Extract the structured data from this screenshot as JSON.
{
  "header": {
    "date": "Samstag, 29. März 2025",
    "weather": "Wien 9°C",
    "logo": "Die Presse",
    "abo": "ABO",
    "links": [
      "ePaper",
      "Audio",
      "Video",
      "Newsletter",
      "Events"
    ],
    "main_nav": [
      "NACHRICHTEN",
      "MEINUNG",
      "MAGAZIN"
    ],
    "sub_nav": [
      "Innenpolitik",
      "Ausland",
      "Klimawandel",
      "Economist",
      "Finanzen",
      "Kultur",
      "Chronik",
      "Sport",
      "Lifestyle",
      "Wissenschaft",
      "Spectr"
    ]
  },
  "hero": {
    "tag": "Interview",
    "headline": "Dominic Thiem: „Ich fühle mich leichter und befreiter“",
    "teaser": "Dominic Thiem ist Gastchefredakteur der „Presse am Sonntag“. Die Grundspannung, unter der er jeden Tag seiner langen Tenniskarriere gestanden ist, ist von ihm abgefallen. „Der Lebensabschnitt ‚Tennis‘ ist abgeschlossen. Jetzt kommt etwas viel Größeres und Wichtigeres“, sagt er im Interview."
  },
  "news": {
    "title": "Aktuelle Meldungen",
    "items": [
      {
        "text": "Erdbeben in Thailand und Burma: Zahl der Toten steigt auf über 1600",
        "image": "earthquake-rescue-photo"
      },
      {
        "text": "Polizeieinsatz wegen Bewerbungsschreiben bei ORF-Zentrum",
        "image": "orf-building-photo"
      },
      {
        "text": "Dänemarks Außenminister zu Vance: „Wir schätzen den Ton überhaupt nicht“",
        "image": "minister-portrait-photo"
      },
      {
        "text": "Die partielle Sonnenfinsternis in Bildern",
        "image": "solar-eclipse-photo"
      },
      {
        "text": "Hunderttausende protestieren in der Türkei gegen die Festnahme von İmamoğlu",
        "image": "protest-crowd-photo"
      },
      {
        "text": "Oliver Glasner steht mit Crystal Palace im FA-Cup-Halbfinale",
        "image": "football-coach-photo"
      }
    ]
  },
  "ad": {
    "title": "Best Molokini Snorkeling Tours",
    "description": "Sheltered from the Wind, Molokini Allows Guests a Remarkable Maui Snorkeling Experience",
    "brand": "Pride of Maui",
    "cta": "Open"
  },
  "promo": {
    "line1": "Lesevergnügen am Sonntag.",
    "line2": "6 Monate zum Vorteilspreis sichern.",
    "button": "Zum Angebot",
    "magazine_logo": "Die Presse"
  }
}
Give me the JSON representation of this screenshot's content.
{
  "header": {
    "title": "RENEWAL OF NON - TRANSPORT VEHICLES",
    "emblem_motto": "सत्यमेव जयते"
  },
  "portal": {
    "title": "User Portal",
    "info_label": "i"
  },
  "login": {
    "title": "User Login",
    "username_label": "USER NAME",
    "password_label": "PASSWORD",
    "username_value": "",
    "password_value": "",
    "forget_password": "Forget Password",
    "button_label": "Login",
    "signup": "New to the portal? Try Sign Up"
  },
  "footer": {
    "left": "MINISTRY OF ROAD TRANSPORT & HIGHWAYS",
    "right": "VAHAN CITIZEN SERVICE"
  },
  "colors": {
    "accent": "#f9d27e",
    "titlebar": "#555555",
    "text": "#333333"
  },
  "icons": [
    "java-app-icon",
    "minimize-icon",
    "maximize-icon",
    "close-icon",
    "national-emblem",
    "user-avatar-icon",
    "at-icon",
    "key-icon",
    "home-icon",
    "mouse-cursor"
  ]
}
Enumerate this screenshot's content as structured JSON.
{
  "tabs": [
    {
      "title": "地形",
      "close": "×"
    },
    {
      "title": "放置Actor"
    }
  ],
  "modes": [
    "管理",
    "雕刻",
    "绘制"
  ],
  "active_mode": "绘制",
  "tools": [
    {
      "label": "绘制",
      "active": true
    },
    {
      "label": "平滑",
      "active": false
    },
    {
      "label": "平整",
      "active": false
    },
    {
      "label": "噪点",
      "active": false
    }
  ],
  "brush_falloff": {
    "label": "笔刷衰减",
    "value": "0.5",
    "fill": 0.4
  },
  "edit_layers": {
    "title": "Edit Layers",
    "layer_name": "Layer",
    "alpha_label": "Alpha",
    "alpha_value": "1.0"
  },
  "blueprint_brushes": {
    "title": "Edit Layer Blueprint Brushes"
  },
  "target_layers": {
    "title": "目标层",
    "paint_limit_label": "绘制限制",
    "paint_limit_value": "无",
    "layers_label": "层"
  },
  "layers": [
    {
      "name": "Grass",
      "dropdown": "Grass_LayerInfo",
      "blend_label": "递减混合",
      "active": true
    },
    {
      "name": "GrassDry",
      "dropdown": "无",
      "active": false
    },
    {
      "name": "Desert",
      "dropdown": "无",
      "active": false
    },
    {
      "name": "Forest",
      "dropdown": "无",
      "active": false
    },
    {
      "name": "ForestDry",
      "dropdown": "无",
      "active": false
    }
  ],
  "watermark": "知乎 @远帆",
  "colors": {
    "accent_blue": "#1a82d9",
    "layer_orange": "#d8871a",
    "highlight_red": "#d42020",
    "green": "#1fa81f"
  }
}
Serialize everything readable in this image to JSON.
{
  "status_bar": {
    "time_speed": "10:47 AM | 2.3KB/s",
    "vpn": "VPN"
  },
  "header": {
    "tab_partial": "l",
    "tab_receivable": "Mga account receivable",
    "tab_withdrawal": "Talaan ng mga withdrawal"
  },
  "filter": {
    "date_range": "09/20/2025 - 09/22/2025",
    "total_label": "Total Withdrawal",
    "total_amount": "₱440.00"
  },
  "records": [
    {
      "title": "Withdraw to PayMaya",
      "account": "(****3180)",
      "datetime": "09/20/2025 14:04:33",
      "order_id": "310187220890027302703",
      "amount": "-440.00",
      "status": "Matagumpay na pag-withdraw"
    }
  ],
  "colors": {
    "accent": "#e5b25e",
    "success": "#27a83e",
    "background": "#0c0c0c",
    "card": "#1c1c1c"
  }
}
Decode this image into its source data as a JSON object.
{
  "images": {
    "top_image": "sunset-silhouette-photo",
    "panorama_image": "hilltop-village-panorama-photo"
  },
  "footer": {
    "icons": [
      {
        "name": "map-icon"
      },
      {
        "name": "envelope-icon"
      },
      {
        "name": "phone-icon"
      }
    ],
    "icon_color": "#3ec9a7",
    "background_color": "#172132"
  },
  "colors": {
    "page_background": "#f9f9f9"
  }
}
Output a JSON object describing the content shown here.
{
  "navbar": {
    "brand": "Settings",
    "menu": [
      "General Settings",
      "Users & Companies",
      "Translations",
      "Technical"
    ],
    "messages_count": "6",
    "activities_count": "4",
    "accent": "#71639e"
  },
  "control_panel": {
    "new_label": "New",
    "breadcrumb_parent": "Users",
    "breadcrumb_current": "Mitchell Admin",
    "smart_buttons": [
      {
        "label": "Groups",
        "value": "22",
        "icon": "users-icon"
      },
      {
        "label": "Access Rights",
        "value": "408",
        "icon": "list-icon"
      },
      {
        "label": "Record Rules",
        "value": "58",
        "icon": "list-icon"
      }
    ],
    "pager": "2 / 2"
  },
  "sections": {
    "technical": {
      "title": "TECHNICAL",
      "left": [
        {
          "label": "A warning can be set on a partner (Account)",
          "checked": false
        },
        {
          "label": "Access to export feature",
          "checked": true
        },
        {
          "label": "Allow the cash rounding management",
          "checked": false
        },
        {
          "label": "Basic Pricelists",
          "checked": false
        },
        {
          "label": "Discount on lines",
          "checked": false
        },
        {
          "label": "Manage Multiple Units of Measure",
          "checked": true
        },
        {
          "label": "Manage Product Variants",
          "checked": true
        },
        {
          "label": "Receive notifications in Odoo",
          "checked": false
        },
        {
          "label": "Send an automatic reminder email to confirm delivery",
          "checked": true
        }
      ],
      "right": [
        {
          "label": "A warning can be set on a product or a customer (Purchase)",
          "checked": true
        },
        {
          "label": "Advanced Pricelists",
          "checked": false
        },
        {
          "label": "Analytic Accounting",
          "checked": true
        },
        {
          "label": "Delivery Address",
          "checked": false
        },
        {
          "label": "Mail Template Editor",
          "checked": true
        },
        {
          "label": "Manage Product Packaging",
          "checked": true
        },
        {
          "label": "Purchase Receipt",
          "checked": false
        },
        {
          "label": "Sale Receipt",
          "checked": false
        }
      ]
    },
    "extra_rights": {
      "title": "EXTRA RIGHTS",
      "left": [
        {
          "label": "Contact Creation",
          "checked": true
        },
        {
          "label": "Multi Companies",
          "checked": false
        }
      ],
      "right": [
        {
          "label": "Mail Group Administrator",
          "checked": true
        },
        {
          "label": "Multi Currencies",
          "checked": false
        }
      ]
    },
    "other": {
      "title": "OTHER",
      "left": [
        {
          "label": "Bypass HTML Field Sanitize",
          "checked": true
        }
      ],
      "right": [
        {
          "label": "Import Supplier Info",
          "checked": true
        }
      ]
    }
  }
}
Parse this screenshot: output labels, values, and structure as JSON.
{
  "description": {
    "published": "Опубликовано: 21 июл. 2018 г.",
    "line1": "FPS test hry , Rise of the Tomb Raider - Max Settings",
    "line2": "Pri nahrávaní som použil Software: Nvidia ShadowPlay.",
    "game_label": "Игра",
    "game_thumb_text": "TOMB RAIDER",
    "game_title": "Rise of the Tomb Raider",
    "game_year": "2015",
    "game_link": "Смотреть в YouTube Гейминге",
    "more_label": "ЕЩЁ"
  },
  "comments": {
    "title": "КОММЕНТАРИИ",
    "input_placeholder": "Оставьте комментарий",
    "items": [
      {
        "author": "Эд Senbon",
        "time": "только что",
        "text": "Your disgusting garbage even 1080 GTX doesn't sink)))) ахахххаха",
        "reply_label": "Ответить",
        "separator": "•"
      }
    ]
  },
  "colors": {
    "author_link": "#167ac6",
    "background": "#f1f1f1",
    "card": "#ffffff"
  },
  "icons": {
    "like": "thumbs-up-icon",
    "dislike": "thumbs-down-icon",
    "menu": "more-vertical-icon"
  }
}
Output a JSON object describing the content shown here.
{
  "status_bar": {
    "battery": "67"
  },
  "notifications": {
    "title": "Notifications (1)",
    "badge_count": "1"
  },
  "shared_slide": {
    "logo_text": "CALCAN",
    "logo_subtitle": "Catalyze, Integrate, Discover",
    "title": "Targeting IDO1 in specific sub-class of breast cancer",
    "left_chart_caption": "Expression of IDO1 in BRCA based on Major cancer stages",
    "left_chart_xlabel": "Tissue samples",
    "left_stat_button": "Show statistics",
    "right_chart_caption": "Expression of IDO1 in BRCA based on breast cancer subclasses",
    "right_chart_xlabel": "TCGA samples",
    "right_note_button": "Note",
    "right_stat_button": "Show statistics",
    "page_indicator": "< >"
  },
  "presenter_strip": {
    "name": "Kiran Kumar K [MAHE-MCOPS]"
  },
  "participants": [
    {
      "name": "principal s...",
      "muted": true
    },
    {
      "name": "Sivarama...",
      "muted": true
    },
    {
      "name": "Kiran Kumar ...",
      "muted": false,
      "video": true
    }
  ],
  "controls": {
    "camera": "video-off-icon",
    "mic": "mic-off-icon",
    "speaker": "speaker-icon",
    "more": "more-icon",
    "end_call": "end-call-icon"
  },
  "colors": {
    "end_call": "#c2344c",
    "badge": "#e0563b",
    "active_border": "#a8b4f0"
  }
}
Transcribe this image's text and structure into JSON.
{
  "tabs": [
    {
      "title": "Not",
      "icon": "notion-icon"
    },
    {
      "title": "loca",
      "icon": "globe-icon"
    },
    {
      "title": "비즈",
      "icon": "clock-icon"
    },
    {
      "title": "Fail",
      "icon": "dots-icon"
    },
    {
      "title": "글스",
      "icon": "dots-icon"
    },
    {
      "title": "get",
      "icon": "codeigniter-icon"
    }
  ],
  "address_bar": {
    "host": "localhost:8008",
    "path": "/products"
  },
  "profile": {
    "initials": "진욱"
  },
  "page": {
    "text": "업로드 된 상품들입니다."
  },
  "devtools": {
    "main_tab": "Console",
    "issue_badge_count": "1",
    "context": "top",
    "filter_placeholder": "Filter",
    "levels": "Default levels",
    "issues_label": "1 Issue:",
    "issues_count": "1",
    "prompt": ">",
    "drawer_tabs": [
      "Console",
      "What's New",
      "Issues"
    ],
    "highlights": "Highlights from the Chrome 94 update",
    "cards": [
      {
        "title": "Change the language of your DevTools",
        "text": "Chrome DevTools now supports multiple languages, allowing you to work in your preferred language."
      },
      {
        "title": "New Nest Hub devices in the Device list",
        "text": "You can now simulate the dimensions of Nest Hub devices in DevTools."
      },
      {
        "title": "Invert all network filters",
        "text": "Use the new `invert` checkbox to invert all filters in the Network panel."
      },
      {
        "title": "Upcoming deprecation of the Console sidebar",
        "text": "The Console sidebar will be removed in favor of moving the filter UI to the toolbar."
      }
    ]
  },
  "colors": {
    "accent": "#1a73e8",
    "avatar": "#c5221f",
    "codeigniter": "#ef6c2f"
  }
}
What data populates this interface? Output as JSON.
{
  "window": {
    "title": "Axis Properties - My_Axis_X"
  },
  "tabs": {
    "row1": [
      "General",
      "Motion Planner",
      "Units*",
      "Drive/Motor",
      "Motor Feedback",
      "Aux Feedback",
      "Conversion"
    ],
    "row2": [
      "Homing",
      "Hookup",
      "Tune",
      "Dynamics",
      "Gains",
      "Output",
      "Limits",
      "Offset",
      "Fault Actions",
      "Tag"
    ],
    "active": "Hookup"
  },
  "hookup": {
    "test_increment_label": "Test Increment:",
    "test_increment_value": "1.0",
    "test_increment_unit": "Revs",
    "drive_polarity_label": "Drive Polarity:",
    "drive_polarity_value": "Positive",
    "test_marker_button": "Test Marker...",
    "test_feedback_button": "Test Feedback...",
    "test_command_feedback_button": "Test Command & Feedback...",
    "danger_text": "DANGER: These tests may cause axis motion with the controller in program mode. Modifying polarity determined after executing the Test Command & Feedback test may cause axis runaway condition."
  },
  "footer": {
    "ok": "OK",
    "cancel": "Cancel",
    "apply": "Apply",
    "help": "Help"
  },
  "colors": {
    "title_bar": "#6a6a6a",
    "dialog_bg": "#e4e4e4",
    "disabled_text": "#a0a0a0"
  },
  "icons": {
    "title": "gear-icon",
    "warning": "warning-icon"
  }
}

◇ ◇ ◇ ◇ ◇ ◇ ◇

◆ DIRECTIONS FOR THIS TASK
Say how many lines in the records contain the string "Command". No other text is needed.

◆ TASK ANSWER
2